The root cause of ADHD is not yet understood, but there are factors which are known to be involved in the development of the condition, including; environment, as environmental factors such as lead exposure at an early age have been found to increase risk of developing ADHD; genetics, as ADHD can run in families; and development problems, such as issues such as central nervous system.

You may have an increased risk of ADHD if: you have blood relatives with ADHD; your mother drank alcohol, smoked or used drugs in pregnancy; you were born prematurely; or if your environment while growing up - such as in an old building - exposed you to environmental toxins such as lead. But, it is not possible to be sure on the cause on a person by person basis.

Diagnosing ADHD

ADHD symptoms can be difficult to recognise, and typically multiple assessments will be needed in order to make a diagnosis. These tests can include; a physical examination, which can help to rule out other underlying conditions which could be causing your symptoms; a review of your medical history, and questions related to your symptoms and any other medical conditions; and psychological tests which can also help to assess your symptoms.

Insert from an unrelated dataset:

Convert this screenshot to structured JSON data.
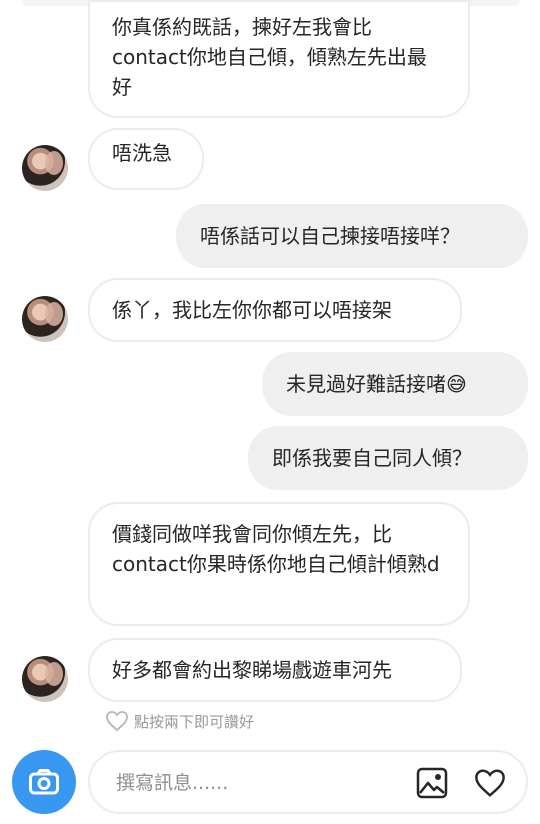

Treatment of ADHD

Treatment for ADHD can involve a combination of medication, psychological counselling and skills training. How much of each treatment is needed will depend on the nature of the specific individual's condition. It is important to note that while these treatments can help to manage the symptoms of ADHD, they should not be considered a cure.

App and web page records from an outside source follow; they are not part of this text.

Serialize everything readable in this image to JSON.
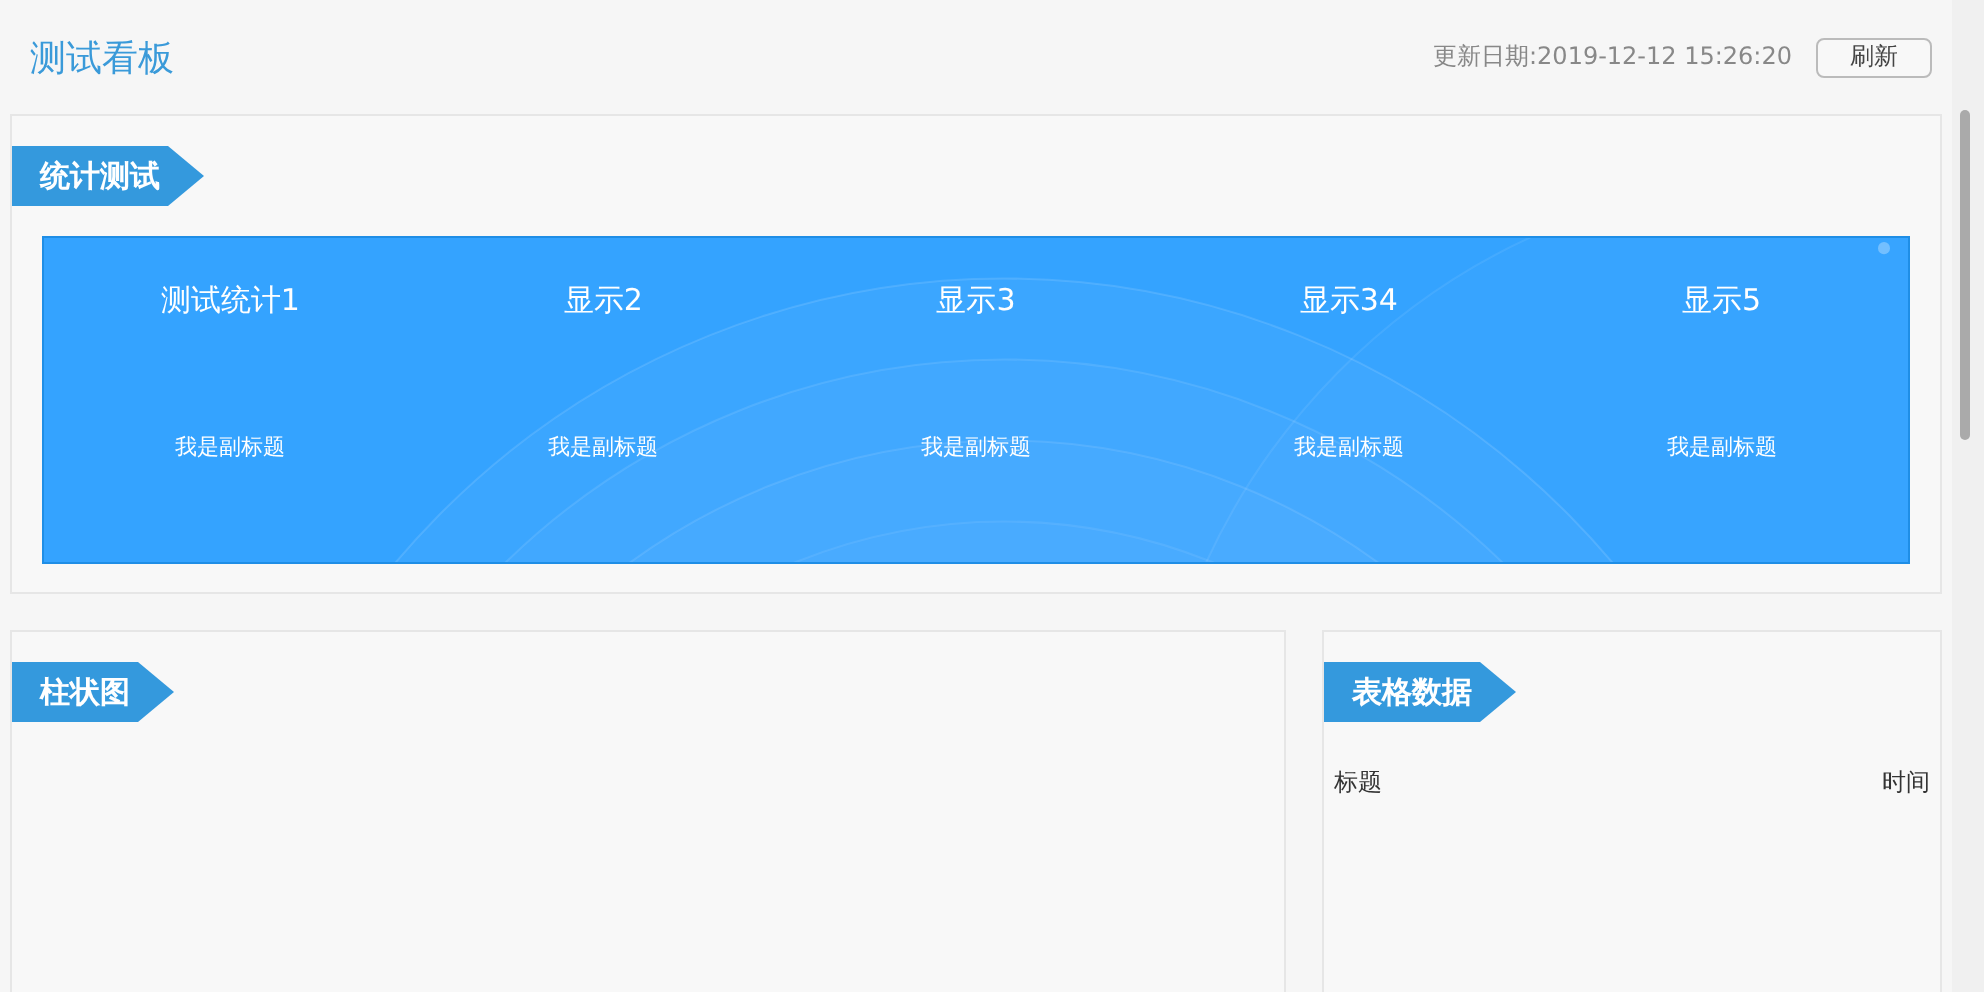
{
  "header": {
    "title": "测试看板",
    "update_label": "更新日期:2019-12-12 15:26:20",
    "refresh_button": "刷新"
  },
  "stats_panel": {
    "tag": "统计测试",
    "items": [
      {
        "title": "测试统计1",
        "subtitle": "我是副标题"
      },
      {
        "title": "显示2",
        "subtitle": "我是副标题"
      },
      {
        "title": "显示3",
        "subtitle": "我是副标题"
      },
      {
        "title": "显示34",
        "subtitle": "我是副标题"
      },
      {
        "title": "显示5",
        "subtitle": "我是副标题"
      }
    ]
  },
  "bar_panel": {
    "tag": "柱状图"
  },
  "table_panel": {
    "tag": "表格数据",
    "columns": [
      "标题",
      "时间"
    ]
  }
}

Medications prescribed for ADHD can include; stimulants, such as lisamfetamine, dexamfetamine, methylphenidate, atomoxetine, and some other less known options.

The psychological counselling which is provided for adult ADHD typically involves psychotherapy, as well as skills training which can help you to improve symptoms. This can include learning methods to; reduce impulsive behaviour; improve self-esteem; problem solve; improve relationships with family and friends; cope with past failures in different aspects of life; control your temper; and improve organisational skills.

Cognitive behavioural therapy is another way of teaching specific skills to manage behaviour and change negative thinking patterns. Family therapy or marital counselling can be provided to loved ones living with someone who has the condition, helping them to cope better, and teaching them what they can do to help.